Christmas bills have arrived, the weather is cold and dark, and there isn’t another bank holiday until April so today can feel like ‘Blue Monday’ in more ways than one. For some workers across the UK, every Monday can be blue for the fear of being made redundant. New research by Lee Hecht Harrison Penna, the global human capital consultancy, reveals more than one in ten (11%) think it is likely they will be offered redundancy in 2019. More than a third (38%) of UK employees view redundancy as a threat with a quarter (25%) saying reducing their monthly spending would be one of the first things they would do if they were to lose their job. Certainly many immediately see the negatives of a possible redundancy. However, Lee Hecht Harrison Penna, who work with more than 20,000 people made redundant each year, say many also use redundancy to make a positive change in their lives and careers.
Which industries are expecting redundancy? According to Lee Hecht Harrison Penna’s research, IT workers are the most expecting redundancy, with three in ten (30%) thinking they will be let go this year. Over a quarter (27%) of building and property workers fear redundancy, with 22% of engineering workers and 21% of hotel, leisure and entertainment employees also expect redundancy. Despite the well-reported High Street woes, retail and wholesale staff feel relatively secure with only 7% fearful of redundancy this year, perhaps thinking the worst of the trend is behind them. Meanwhile British emergency service workers also feel secure in their roles with only 5% thinking redundancy is a possibility in the next 12 months.
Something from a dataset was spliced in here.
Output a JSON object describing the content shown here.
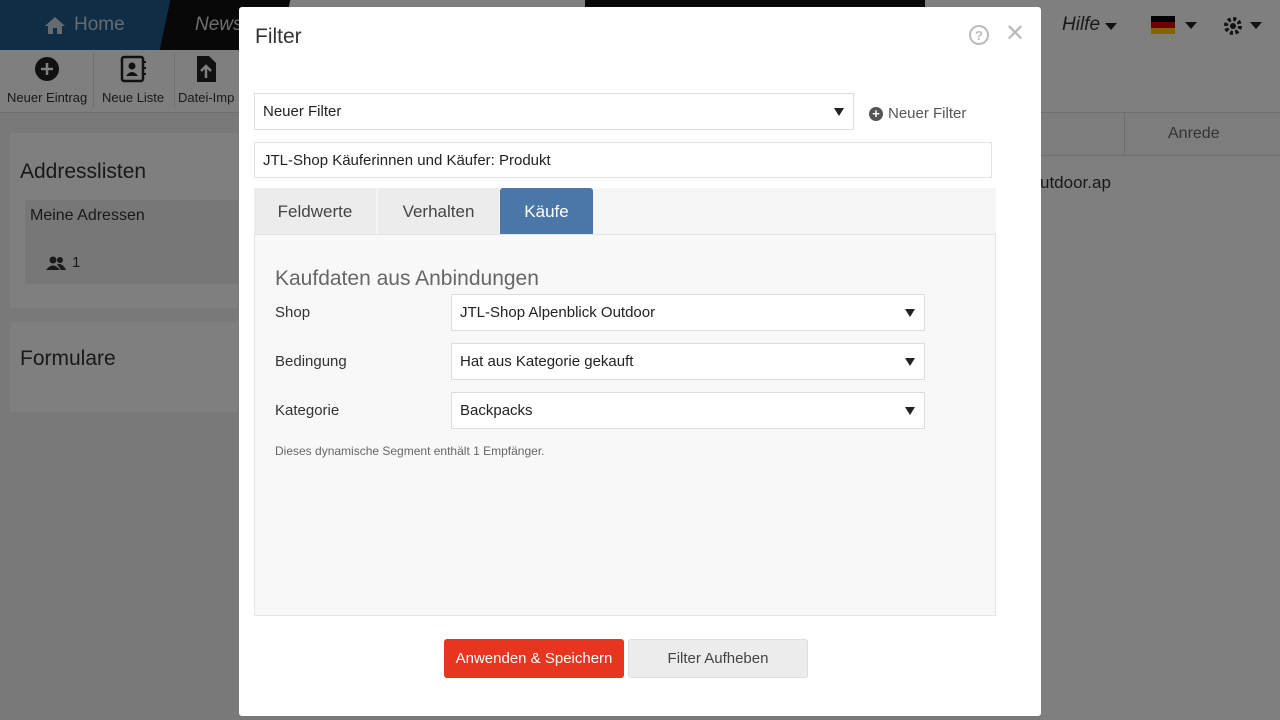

However, redundancy rates are currently at a record low according to the ONS. Lee Hecht Harrison Penna’s survey shows some workers see redundancy as an opportunity, with almost three in ten workers (28%) saying they would explore jobs outside their current sector if made redundant. HR can play a crucial role helping employees move on effectively. It is important employees are supported through the process to ensure their wellbeing and successful transition to new roles. Companies and businesses that handle this process well can protect their brand and ensure workers leave with a positive experience.
JC Townend, CEO of UK and Ireland at Lee Hecht Harrison Penna, commented: “While redundancy can be extremely unsettling and cause stress and fear for many workers, it can also be the chance to take some time to assess career goals and make sure you are on the right track. Redundancy can present a great opportunity to explore new prospects in an industry you are passionate about or supercharge your professional development in a different organisation.”
A useful first step for individuals facing redundancy is to get an external perspective and reflect on the positive and negative aspects of their past jobs and the suitability of previous roles to their strengths and weaknesses. There may be a career that is more suited to their skillset and interests, or one they have always wanted to try but never had the impetus or chance to switch careers and pursue a new path. This can be the chance to refocus your career goals, expand your personal and professional network and be proactive about taking charge of your job search. With this approach it could be the start of a fulfilling new career and the end of Blue Mondays.